- **Supplied data**:
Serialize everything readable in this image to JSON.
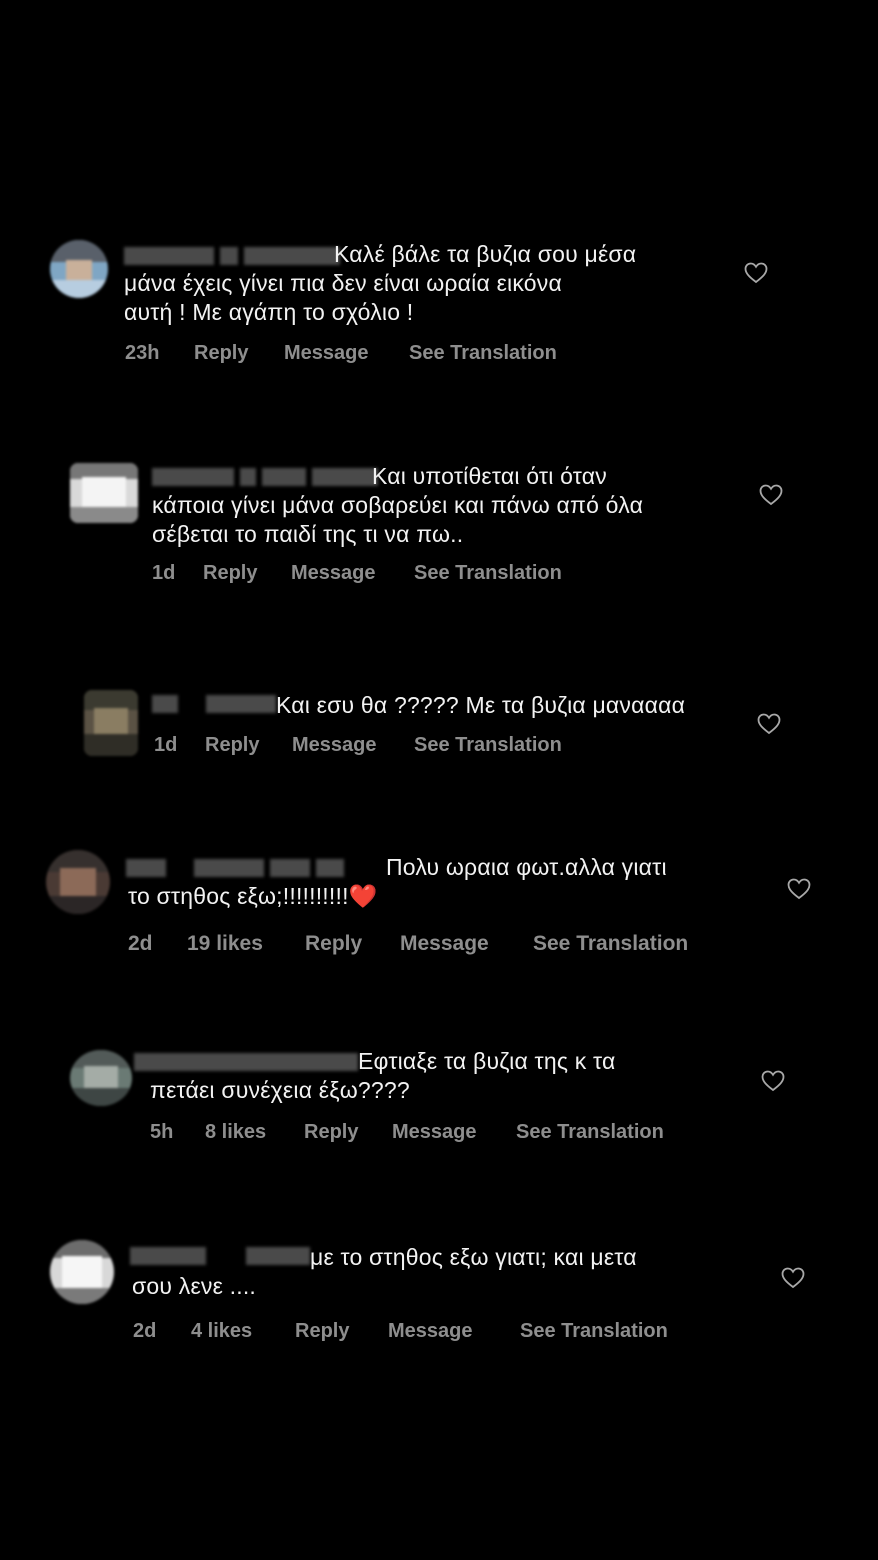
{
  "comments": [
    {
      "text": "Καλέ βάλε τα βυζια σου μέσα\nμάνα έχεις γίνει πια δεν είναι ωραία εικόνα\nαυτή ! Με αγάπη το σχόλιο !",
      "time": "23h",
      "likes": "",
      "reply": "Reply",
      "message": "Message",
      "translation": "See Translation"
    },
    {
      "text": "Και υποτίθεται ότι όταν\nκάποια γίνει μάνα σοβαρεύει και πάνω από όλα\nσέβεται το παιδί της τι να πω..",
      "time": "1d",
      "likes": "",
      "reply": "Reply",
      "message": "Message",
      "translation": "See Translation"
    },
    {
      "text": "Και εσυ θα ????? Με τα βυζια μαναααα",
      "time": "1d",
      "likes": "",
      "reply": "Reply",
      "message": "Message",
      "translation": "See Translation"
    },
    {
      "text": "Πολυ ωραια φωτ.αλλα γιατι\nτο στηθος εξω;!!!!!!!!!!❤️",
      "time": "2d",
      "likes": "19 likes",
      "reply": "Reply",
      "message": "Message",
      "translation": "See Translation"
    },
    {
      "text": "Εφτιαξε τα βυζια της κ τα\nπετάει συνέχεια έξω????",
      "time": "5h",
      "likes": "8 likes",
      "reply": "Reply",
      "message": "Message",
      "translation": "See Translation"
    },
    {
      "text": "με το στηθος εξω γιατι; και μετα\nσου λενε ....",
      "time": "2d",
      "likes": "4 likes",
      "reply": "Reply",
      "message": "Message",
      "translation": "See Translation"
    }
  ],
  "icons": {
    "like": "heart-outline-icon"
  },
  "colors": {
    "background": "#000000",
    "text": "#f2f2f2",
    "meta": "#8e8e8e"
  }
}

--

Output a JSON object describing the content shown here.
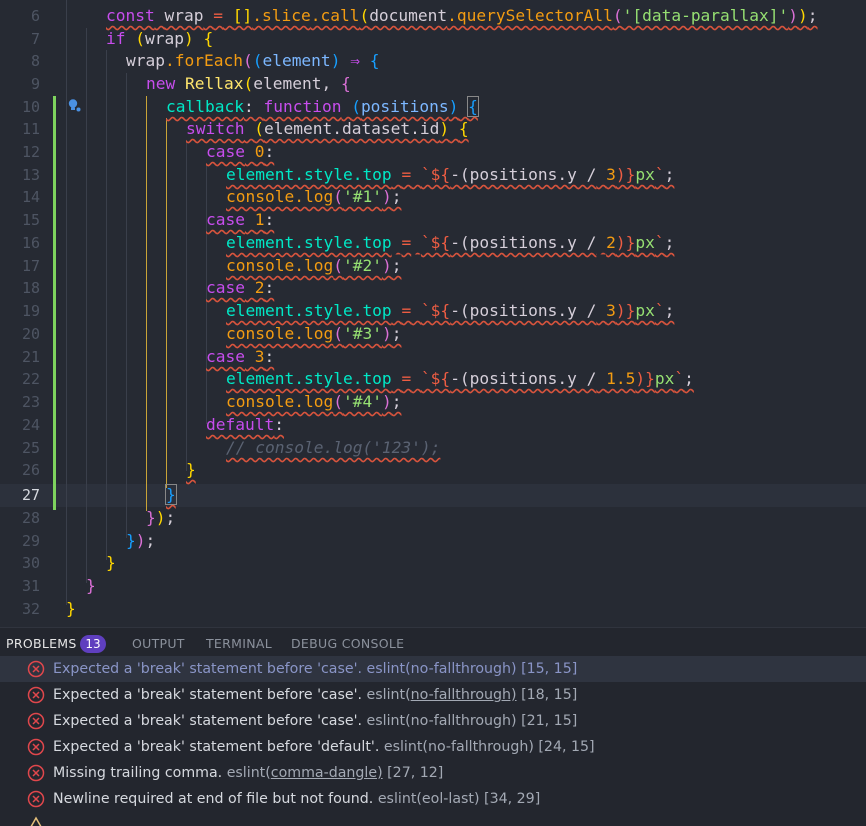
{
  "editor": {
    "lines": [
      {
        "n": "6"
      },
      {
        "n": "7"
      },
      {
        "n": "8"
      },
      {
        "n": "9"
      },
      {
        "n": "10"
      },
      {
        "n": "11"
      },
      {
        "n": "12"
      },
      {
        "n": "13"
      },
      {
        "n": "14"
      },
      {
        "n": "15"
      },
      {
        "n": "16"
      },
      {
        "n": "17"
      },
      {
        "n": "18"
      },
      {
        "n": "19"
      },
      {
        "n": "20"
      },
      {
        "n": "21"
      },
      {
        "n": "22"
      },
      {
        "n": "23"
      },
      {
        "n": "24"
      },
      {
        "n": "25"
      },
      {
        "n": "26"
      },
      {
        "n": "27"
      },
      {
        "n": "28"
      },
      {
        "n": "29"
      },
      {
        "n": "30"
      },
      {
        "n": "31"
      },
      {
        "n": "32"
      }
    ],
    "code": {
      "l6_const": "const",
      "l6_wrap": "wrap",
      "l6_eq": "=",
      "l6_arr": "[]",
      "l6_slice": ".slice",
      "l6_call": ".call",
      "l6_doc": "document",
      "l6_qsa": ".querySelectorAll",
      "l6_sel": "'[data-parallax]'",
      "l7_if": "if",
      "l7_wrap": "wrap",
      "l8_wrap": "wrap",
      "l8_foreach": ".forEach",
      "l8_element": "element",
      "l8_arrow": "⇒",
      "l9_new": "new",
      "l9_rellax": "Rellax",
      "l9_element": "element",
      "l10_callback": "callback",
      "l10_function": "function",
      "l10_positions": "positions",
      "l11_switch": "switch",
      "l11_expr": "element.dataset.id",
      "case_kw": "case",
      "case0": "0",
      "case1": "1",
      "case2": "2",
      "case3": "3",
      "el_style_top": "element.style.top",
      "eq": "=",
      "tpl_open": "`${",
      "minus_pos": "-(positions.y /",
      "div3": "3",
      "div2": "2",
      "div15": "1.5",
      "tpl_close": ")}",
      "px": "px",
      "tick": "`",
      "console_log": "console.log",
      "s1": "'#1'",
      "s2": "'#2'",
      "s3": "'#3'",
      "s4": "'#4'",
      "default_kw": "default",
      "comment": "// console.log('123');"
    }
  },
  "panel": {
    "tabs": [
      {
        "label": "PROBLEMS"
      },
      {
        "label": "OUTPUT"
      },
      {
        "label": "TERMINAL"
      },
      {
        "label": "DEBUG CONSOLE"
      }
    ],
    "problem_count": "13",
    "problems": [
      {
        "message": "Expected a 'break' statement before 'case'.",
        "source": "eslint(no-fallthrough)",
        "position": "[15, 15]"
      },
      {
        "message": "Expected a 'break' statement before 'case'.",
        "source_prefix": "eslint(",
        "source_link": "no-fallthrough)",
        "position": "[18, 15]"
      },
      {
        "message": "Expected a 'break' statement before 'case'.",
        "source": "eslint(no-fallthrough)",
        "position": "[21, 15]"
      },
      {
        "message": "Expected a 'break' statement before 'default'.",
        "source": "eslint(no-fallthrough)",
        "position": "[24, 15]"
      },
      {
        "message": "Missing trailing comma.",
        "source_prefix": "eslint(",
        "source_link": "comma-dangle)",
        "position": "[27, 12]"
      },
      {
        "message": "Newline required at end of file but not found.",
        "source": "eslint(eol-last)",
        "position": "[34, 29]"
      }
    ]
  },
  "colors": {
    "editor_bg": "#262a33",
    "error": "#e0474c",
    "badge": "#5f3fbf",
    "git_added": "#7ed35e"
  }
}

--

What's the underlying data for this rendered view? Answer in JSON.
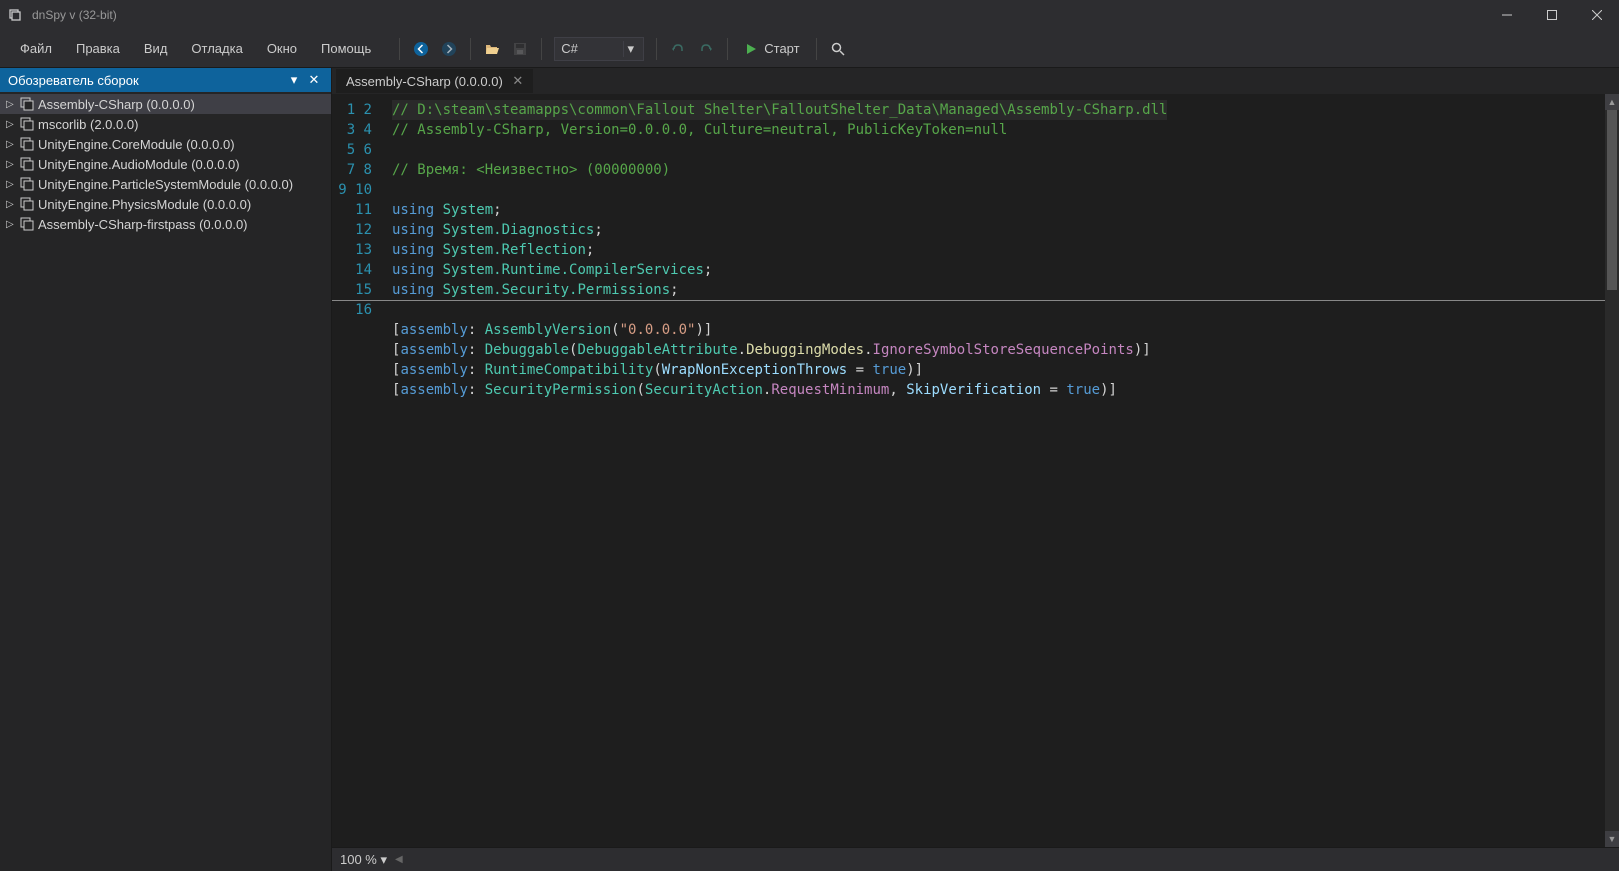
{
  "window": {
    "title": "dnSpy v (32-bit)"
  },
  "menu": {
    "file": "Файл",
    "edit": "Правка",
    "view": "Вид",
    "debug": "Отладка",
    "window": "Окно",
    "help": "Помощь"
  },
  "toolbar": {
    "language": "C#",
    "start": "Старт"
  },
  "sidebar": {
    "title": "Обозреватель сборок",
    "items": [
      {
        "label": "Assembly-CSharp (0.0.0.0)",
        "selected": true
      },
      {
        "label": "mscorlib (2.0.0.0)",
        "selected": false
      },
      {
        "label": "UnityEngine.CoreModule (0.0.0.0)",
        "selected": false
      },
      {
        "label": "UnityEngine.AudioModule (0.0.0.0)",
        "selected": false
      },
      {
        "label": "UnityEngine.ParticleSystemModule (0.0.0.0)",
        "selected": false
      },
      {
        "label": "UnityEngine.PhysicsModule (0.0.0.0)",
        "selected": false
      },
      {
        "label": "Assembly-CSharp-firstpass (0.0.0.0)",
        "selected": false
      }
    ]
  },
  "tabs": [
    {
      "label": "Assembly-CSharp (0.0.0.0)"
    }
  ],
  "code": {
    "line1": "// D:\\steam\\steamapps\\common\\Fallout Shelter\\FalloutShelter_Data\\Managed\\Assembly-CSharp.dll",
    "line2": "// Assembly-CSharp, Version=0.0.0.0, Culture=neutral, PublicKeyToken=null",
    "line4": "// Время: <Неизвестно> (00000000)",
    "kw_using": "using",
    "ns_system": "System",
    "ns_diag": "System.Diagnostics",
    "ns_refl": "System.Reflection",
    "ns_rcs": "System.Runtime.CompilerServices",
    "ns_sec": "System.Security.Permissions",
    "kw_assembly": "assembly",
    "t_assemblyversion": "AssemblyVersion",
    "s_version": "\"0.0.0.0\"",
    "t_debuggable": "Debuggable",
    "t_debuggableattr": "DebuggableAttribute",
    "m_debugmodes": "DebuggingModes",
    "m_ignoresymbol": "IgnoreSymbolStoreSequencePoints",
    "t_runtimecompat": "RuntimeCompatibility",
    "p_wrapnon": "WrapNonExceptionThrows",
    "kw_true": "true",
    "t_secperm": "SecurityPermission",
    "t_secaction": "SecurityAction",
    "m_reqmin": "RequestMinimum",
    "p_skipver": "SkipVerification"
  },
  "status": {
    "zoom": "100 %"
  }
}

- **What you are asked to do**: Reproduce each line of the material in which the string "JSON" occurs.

- **Response to the task**:
Serialize everything readable in this image to JSON.
Output a JSON object describing the content shown here.
What's the underlying data for this rendered view? Answer in JSON.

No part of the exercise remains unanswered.